=== Provided data ===
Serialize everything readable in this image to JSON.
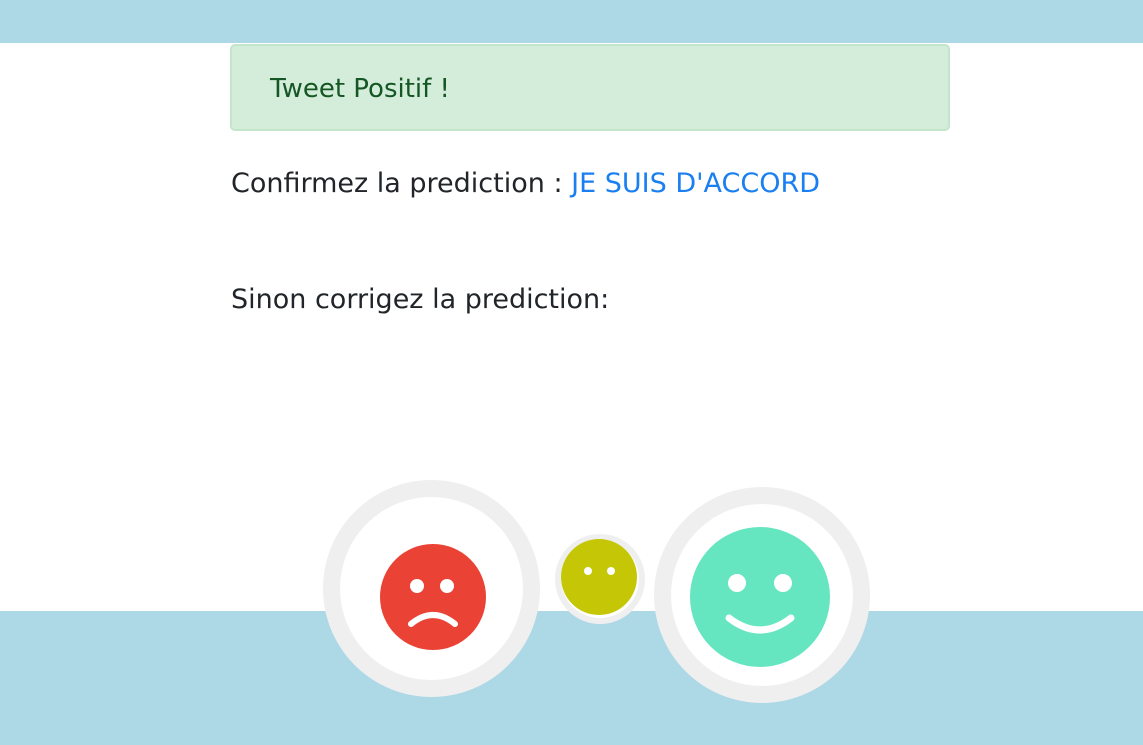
{
  "alert": {
    "text": "Tweet Positif !"
  },
  "confirm": {
    "label": "Confirmez la prediction : ",
    "link_text": "JE SUIS D'ACCORD"
  },
  "correct": {
    "label": "Sinon corrigez la prediction:"
  },
  "faces": [
    {
      "name": "sad-face-icon",
      "color": "#ea4335"
    },
    {
      "name": "neutral-face-icon",
      "color": "#c5c706"
    },
    {
      "name": "happy-face-icon",
      "color": "#65e6c0"
    }
  ],
  "colors": {
    "band": "#add8e6",
    "alert_bg": "#d4edda",
    "alert_text": "#155724",
    "link": "#1a7ff0",
    "ring": "#efefef"
  }
}
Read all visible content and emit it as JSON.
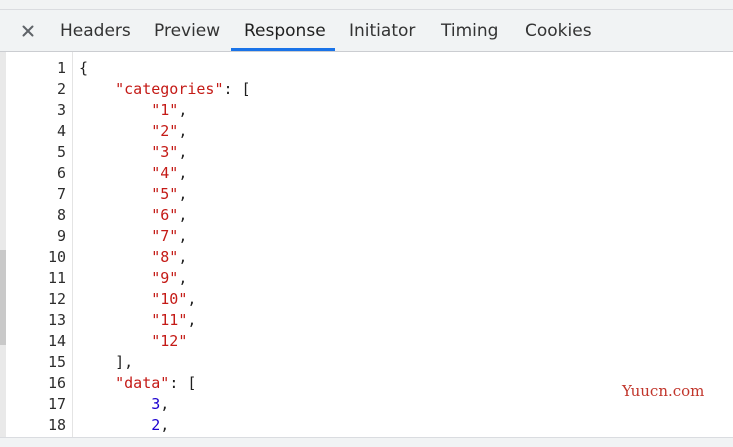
{
  "tabs": [
    {
      "id": "headers",
      "label": "Headers"
    },
    {
      "id": "preview",
      "label": "Preview"
    },
    {
      "id": "response",
      "label": "Response",
      "active": true
    },
    {
      "id": "initiator",
      "label": "Initiator"
    },
    {
      "id": "timing",
      "label": "Timing"
    },
    {
      "id": "cookies",
      "label": "Cookies"
    }
  ],
  "close_icon": "close-icon",
  "colors": {
    "key": "#c41a16",
    "string": "#c41a16",
    "number": "#1c00cf",
    "active_tab_underline": "#1a73e8"
  },
  "code": {
    "line_numbers": [
      "1",
      "2",
      "3",
      "4",
      "5",
      "6",
      "7",
      "8",
      "9",
      "10",
      "11",
      "12",
      "13",
      "14",
      "15",
      "16",
      "17",
      "18"
    ],
    "lines": [
      [
        {
          "t": "p",
          "v": "{"
        }
      ],
      [
        {
          "t": "p",
          "v": "    "
        },
        {
          "t": "k",
          "v": "\"categories\""
        },
        {
          "t": "p",
          "v": ": ["
        }
      ],
      [
        {
          "t": "p",
          "v": "        "
        },
        {
          "t": "s",
          "v": "\"1\""
        },
        {
          "t": "p",
          "v": ","
        }
      ],
      [
        {
          "t": "p",
          "v": "        "
        },
        {
          "t": "s",
          "v": "\"2\""
        },
        {
          "t": "p",
          "v": ","
        }
      ],
      [
        {
          "t": "p",
          "v": "        "
        },
        {
          "t": "s",
          "v": "\"3\""
        },
        {
          "t": "p",
          "v": ","
        }
      ],
      [
        {
          "t": "p",
          "v": "        "
        },
        {
          "t": "s",
          "v": "\"4\""
        },
        {
          "t": "p",
          "v": ","
        }
      ],
      [
        {
          "t": "p",
          "v": "        "
        },
        {
          "t": "s",
          "v": "\"5\""
        },
        {
          "t": "p",
          "v": ","
        }
      ],
      [
        {
          "t": "p",
          "v": "        "
        },
        {
          "t": "s",
          "v": "\"6\""
        },
        {
          "t": "p",
          "v": ","
        }
      ],
      [
        {
          "t": "p",
          "v": "        "
        },
        {
          "t": "s",
          "v": "\"7\""
        },
        {
          "t": "p",
          "v": ","
        }
      ],
      [
        {
          "t": "p",
          "v": "        "
        },
        {
          "t": "s",
          "v": "\"8\""
        },
        {
          "t": "p",
          "v": ","
        }
      ],
      [
        {
          "t": "p",
          "v": "        "
        },
        {
          "t": "s",
          "v": "\"9\""
        },
        {
          "t": "p",
          "v": ","
        }
      ],
      [
        {
          "t": "p",
          "v": "        "
        },
        {
          "t": "s",
          "v": "\"10\""
        },
        {
          "t": "p",
          "v": ","
        }
      ],
      [
        {
          "t": "p",
          "v": "        "
        },
        {
          "t": "s",
          "v": "\"11\""
        },
        {
          "t": "p",
          "v": ","
        }
      ],
      [
        {
          "t": "p",
          "v": "        "
        },
        {
          "t": "s",
          "v": "\"12\""
        }
      ],
      [
        {
          "t": "p",
          "v": "    ],"
        }
      ],
      [
        {
          "t": "p",
          "v": "    "
        },
        {
          "t": "k",
          "v": "\"data\""
        },
        {
          "t": "p",
          "v": ": ["
        }
      ],
      [
        {
          "t": "p",
          "v": "        "
        },
        {
          "t": "n",
          "v": "3"
        },
        {
          "t": "p",
          "v": ","
        }
      ],
      [
        {
          "t": "p",
          "v": "        "
        },
        {
          "t": "n",
          "v": "2"
        },
        {
          "t": "p",
          "v": ","
        }
      ]
    ]
  },
  "watermark": "Yuucn.com"
}
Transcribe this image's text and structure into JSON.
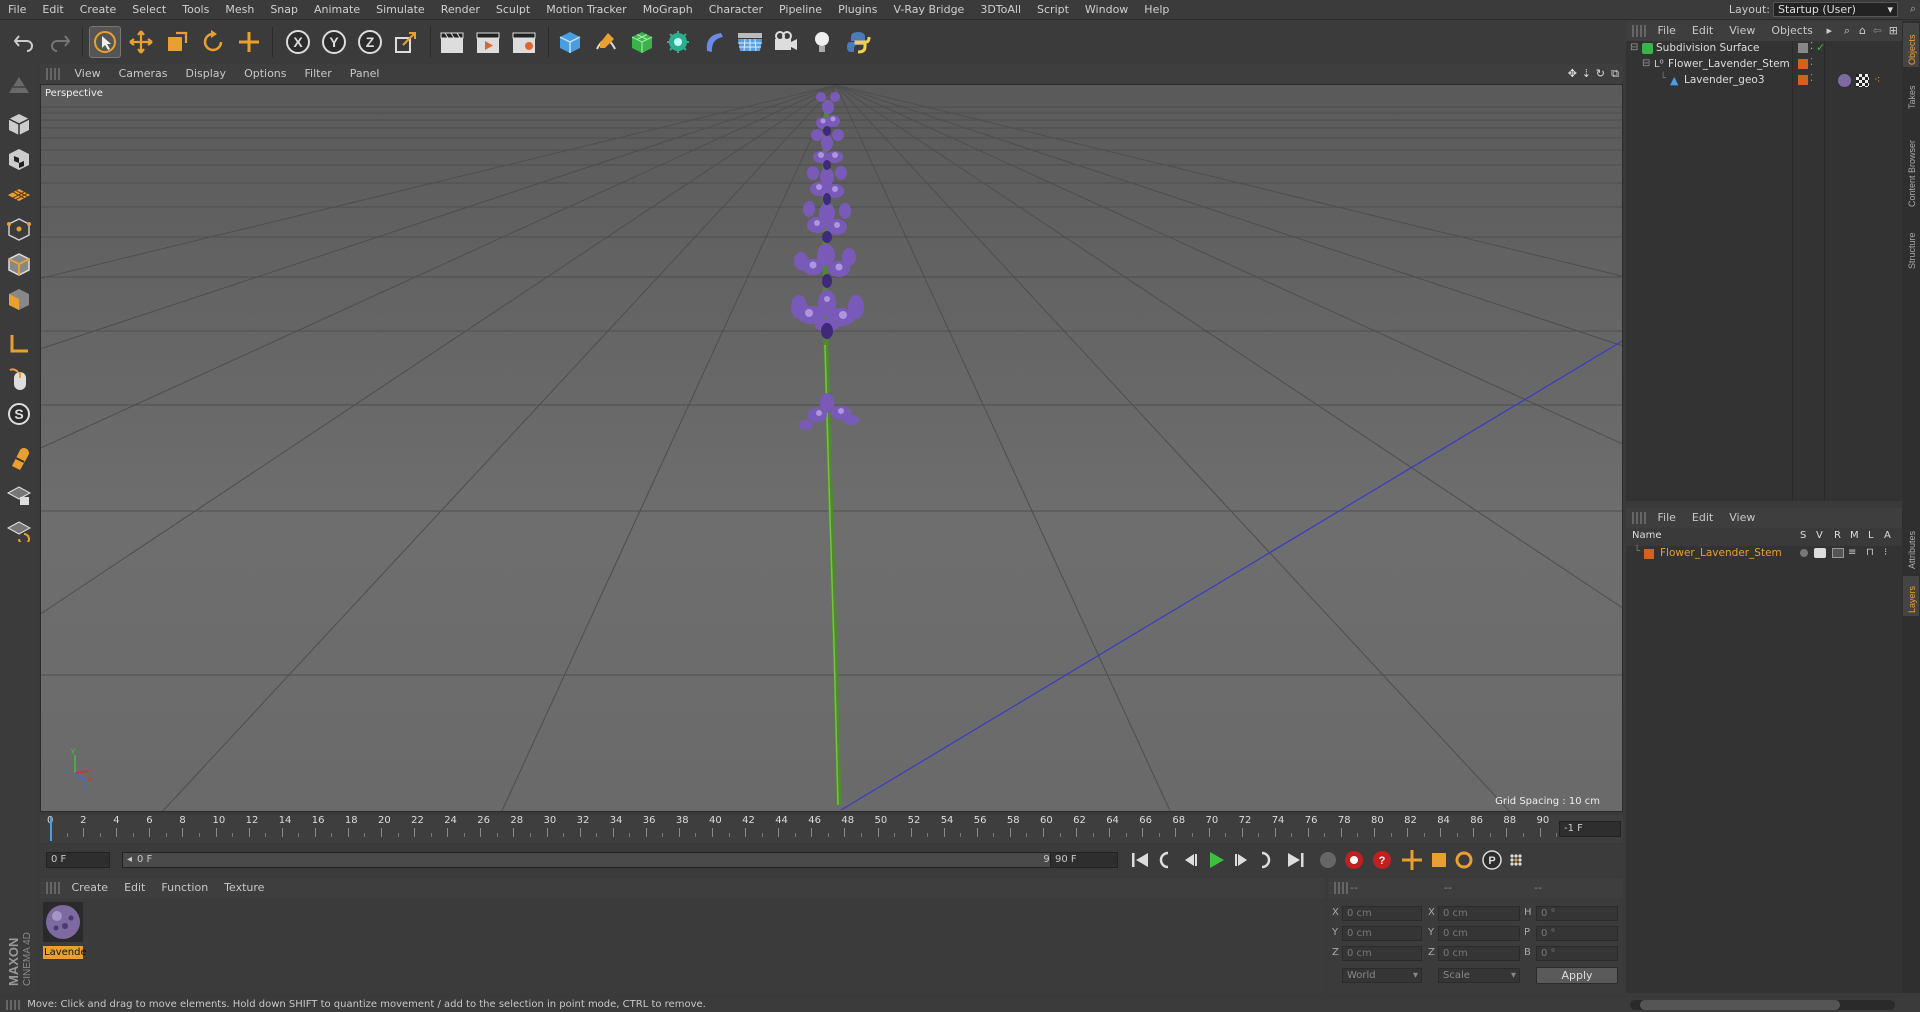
{
  "menu": [
    "File",
    "Edit",
    "Create",
    "Select",
    "Tools",
    "Mesh",
    "Snap",
    "Animate",
    "Simulate",
    "Render",
    "Sculpt",
    "Motion Tracker",
    "MoGraph",
    "Character",
    "Pipeline",
    "Plugins",
    "V-Ray Bridge",
    "3DToAll",
    "Script",
    "Window",
    "Help"
  ],
  "layout": {
    "label": "Layout:",
    "value": "Startup (User)"
  },
  "viewport": {
    "menu": [
      "View",
      "Cameras",
      "Display",
      "Options",
      "Filter",
      "Panel"
    ],
    "camera_label": "Perspective",
    "grid_spacing": "Grid Spacing : 10 cm"
  },
  "timeline": {
    "ticks": [
      "0",
      "2",
      "4",
      "6",
      "8",
      "10",
      "12",
      "14",
      "16",
      "18",
      "20",
      "22",
      "24",
      "26",
      "28",
      "30",
      "32",
      "34",
      "36",
      "38",
      "40",
      "42",
      "44",
      "46",
      "48",
      "50",
      "52",
      "54",
      "56",
      "58",
      "60",
      "62",
      "64",
      "66",
      "68",
      "70",
      "72",
      "74",
      "76",
      "78",
      "80",
      "82",
      "84",
      "86",
      "88",
      "90"
    ],
    "current_frame": "-1 F"
  },
  "transport": {
    "start_field": "0 F",
    "range_start": "0 F",
    "range_end": "90 F",
    "end_field": "90 F"
  },
  "material_panel": {
    "menu": [
      "Create",
      "Edit",
      "Function",
      "Texture"
    ],
    "material_name": "Lavende"
  },
  "coords": {
    "headers": [
      "--",
      "--",
      "--"
    ],
    "rows": [
      {
        "a": "X",
        "av": "0 cm",
        "b": "X",
        "bv": "0 cm",
        "c": "H",
        "cv": "0 °"
      },
      {
        "a": "Y",
        "av": "0 cm",
        "b": "Y",
        "bv": "0 cm",
        "c": "P",
        "cv": "0 °"
      },
      {
        "a": "Z",
        "av": "0 cm",
        "b": "Z",
        "bv": "0 cm",
        "c": "B",
        "cv": "0 °"
      }
    ],
    "space": "World",
    "mode": "Scale",
    "apply": "Apply"
  },
  "objects_panel": {
    "menu": [
      "File",
      "Edit",
      "View",
      "Objects"
    ],
    "items": [
      {
        "name": "Subdivision Surface",
        "indent": 0
      },
      {
        "name": "Flower_Lavender_Stem",
        "indent": 1
      },
      {
        "name": "Lavender_geo3",
        "indent": 2
      }
    ]
  },
  "layers_panel": {
    "menu": [
      "File",
      "Edit",
      "View"
    ],
    "columns": [
      "Name",
      "S",
      "V",
      "R",
      "M",
      "L",
      "A"
    ],
    "layer_name": "Flower_Lavender_Stem"
  },
  "side_tabs": [
    "Objects",
    "Takes",
    "Content Browser",
    "Structure",
    "Attributes",
    "Layers"
  ],
  "status": "Move: Click and drag to move elements. Hold down SHIFT to quantize movement / add to the selection in point mode, CTRL to remove.",
  "brand": {
    "maxon": "MAXON",
    "product": "CINEMA 4D"
  },
  "colors": {
    "accent": "#e8a030",
    "layer_orange": "#d6601c",
    "axis_blue": "#3a3ac8",
    "play_green": "#3ec03e"
  }
}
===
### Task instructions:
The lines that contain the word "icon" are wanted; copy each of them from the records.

### Output:
      "name": "sad-face-icon",
      "name": "neutral-face-icon",
      "name": "happy-face-icon",
  "close_icon": "close-icon",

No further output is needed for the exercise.